F. Aghili and C. Y. Su, “Robust Relative Navigation by Integration of ICP and Adaptive Kalman Filter Using Laser Scanner and IMU,” in IEEE/ASME Transactions on Mechatronics, vol. 21, no. 4, pp. 2015-2026, Aug. 2016.DOI: 10.1109/TMECH.2016.2547905.

This paper presents a robust six-degree-of-freedom relative navigation by combining the iterative closet point (ICP) registration algorithm and a noise-adaptive Kalman filter in a closed-loop configuration together with measurements from a laser scanner and an inertial measurement unit (IMU). In this approach, the fine-alignment phase of the registration is integrated with the filter innovation step for estimation correction, while the filter estimate propagation provides the coarse alignment needed to find the corresponding points at the beginning of ICP iteration cycle. The convergence of the ICP point matching is monitored by a fault-detection logic, and the covariance associated with the ICP alignment error is estimated by a recursive algorithm. This ICP enhancement has proven to improve robustness and accuracy of the pose-tracking performance and to automatically recover correct alignment whenever the tracking is lost. The Kalman filter estimator is designed so as to identify the required parameters such as IMU biases and location of the spacecraft center of mass.

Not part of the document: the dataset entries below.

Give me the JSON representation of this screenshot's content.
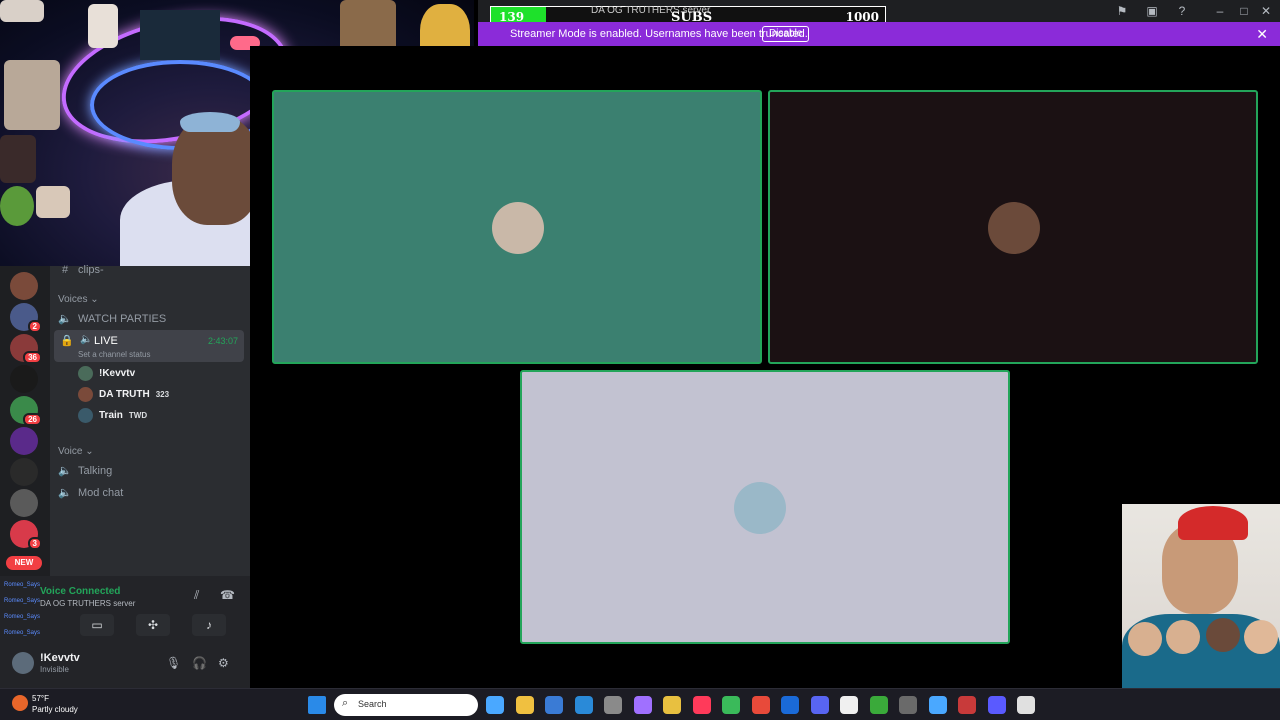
{
  "sub_goal": {
    "current": "139",
    "label": "SUBS",
    "target": "1000",
    "progress": 0.139,
    "server_ghost": "DA OG TRUTHERS server"
  },
  "streamer_banner": {
    "text": "Streamer Mode is enabled. Usernames have been truncated.",
    "disable_label": "Disable",
    "close_icon": "close-icon"
  },
  "titlebar": {
    "icons": [
      "flag-icon",
      "inbox-icon",
      "help-icon",
      "minimize-icon",
      "maximize-icon",
      "close-icon"
    ]
  },
  "sidebar": {
    "clips_label": "clips-",
    "voices_category": "Voices",
    "watch_parties": "WATCH PARTIES",
    "live_channel": {
      "name": "LIVE",
      "status": "Set a channel status",
      "duration": "2:43:07"
    },
    "members": [
      {
        "name": "!Kevvtv",
        "tag": "",
        "color": "#4a6b5a"
      },
      {
        "name": "DA TRUTH",
        "tag": "323",
        "color": "#7a4a3a"
      },
      {
        "name": "Train",
        "tag": "TWD",
        "color": "#3a5a6a"
      }
    ],
    "voice_category": "Voice",
    "voice_channels": [
      "Talking",
      "Mod chat"
    ]
  },
  "rail": {
    "servers": [
      {
        "badge": "",
        "color": "#7a4a3a"
      },
      {
        "badge": "2",
        "color": "#4a5a8a"
      },
      {
        "badge": "36",
        "color": "#8a3a3a"
      },
      {
        "badge": "",
        "color": "#1a1a1a"
      },
      {
        "badge": "26",
        "color": "#3a8a4a"
      },
      {
        "badge": "",
        "color": "#5a2a8a"
      },
      {
        "badge": "",
        "color": "#2a2a2a"
      },
      {
        "badge": "",
        "color": "#5a5a5a"
      },
      {
        "badge": "3",
        "color": "#d83a4a"
      }
    ],
    "new_label": "NEW"
  },
  "voice_panel": {
    "connected": "Voice Connected",
    "server": "DA OG TRUTHERS server",
    "chat_name": "Romeo_Says"
  },
  "user_panel": {
    "name": "!Kevvtv",
    "status": "Invisible"
  },
  "stage": {
    "tiles": [
      {
        "bg": "#3b8070",
        "avatar": "#c9b8a8"
      },
      {
        "bg": "#1b1113",
        "avatar": "#6b4a3a"
      },
      {
        "bg": "#c2c2d1",
        "avatar": "#9ab8c8"
      }
    ]
  },
  "taskbar": {
    "temp": "57°F",
    "condition": "Partly cloudy",
    "search_placeholder": "Search",
    "apps": [
      "#4aa8ff",
      "#f0c040",
      "#3a7bd5",
      "#2a8ad8",
      "#8a8a8a",
      "#a070ff",
      "#e8c040",
      "#ff3a5a",
      "#3aba5a",
      "#e84a3a",
      "#1a6ad8",
      "#5865f2",
      "#f0f0f0",
      "#3aaa3a",
      "#6a6a6a",
      "#4aa8ff",
      "#c83a3a",
      "#5a5aff",
      "#e0e0e0"
    ]
  }
}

The robustness and accuracy of the relative navigation algorithm is demonstrated through a hardware-in-the loop simulation setting, in which actual vision data for the relative navigation are generated by a laser range finder scanning a spacecraft mockup attached to a robotic motion simulator.

Improvements on the ICP algorithm to point cloud registration from a low precision RGB-D sensor

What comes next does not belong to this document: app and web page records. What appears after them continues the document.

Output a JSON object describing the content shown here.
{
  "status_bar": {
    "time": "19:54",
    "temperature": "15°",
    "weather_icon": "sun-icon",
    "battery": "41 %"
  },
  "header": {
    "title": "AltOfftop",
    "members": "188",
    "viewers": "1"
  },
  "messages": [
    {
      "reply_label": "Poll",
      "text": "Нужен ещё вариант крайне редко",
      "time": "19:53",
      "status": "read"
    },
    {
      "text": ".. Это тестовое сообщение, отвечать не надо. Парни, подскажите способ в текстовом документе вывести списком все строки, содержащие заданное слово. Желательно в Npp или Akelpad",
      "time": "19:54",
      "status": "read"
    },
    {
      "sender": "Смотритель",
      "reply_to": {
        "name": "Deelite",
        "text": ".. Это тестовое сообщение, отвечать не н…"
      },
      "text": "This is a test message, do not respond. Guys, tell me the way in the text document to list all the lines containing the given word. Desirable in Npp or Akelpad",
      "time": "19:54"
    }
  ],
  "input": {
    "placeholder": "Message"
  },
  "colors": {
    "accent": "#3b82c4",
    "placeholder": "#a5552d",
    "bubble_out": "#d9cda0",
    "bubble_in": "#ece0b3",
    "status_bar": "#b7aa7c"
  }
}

Rogério Yugo Takimoto, Marcos de Sales Guerra Tsuzuki, Renato Vogelaar, Thiago de Castro Martins, André Kubagawa Sato, Yuma Iwao, Toshiyuki Gotoh, Seiichiro Kagei, 3D reconstruction and multiple point cloud registration using a low precision RGB-D sensor, Mechatronics, Volume 35, May 2016, Pages 11-22, ISSN 0957-4158, DOI:j.mechatronics.2015.10.014.

A 3D reconstruction method using feature points is presented and the parameters used to improve the reconstruction are discussed. The precision of the 3D reconstruction is improved by combining point clouds obtained from different viewpoints using structured light. A well-known algorithm for point cloud registration is the ICP (Iterative Closest Point) that determines the rotation and translation that, when applied to one of the point clouds, places both point clouds optimally. The ICP algorithm iteratively executes two main steps: point correspondence determination and registration algorithm. The point correspondence determination is a module that, if not properly executed, can make the ICP converge to a local minimum. To overcome this drawback, two techniques were used. A meaningful set of 3D points using a technique known as SIFT (Scale-invariant feature transform) was obtained and an ICP that uses statistics to generate a dynamic distance and color threshold to the distance allowed between closest points was implemented. The reconstruction precision improvement was implemented using meaningful point clouds and the ICP to increase the number of points in the 3D space. The surface reconstruction is performed using marching cubes and filters to remove the noise and to smooth the surface. The factors that influence the 3D reconstruction precision are here discussed and analyzed. A detailed discussion of the number of frames used by the ICP and the ICP parameters is presented.